In Congress, Senators Maggie Hassan (D-N.H.) and Susan Collins (R-Maine), and Representatives Jimmy Gomez (D-Calif.) and Mike Kelly (R-Pa.) introduced the Home Energy Savings Act to expand home energy tax credits and increase tax incentives for homeowners looking to make efficiency-oriented upgrades. The performance standards of eligible products would also get an upgrade.
The energy efficiency tax credit expired at the end of 2017, so the Home Energy Savings Act would reinstate and extend them through 2026. Before the expiration, there was a 10% tax credit available for certain upgrades and a lifetime cap of $500. The legislation would increase the tax credit to 15% and raise the lifetime cap to $1,200 to encourage multiple efficiency-oriented projects and support homeowner investment in other home improvements, such as more efficient hot water heaters, air conditioners and heat pumps.
The same bipartisan group of legislators will introduce the New Home Energy Efficiency Act n the coming weeks, an act that would reinstate the energy efficiency tax credit for new homes that also expired at the end of 2017, and extend it through 2022. The bill would also update the credit to incentivize more efficient homes by increasing the cap from $2,000 to $2,500, as well as update the standards for efficiency in section 45L of the tax code.

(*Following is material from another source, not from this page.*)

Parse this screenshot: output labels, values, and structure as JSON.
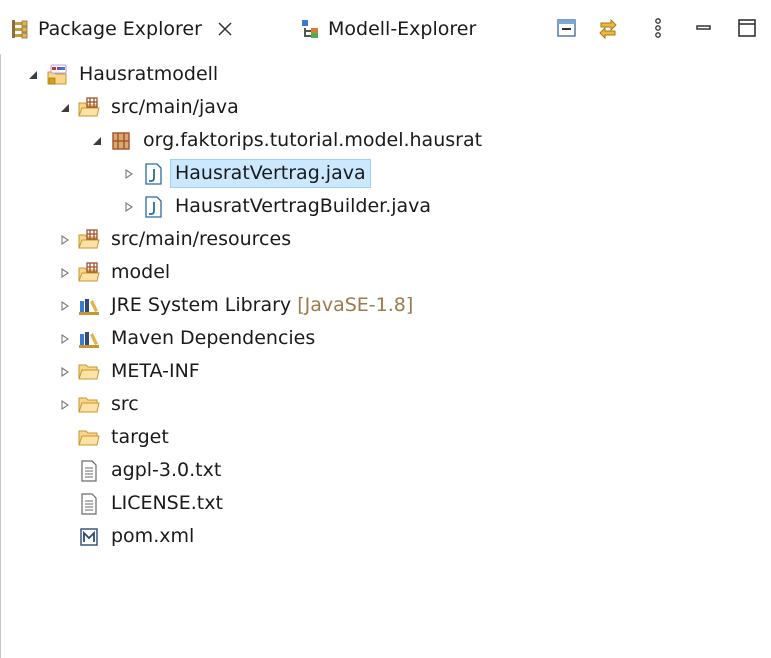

Thirty-one percent of U.S. households reported some difficulty in paying energy bills in 2015. Increasing home efficiency allows owners or residents to save money on energy bills while reducing emissions. These bills are supported by more than 30 other industry organizations and nonprofits, including USGBC, along with groups like the Natural Resources Defense Council and DuPont; a third of the bill’s supporters are also members of USGBC.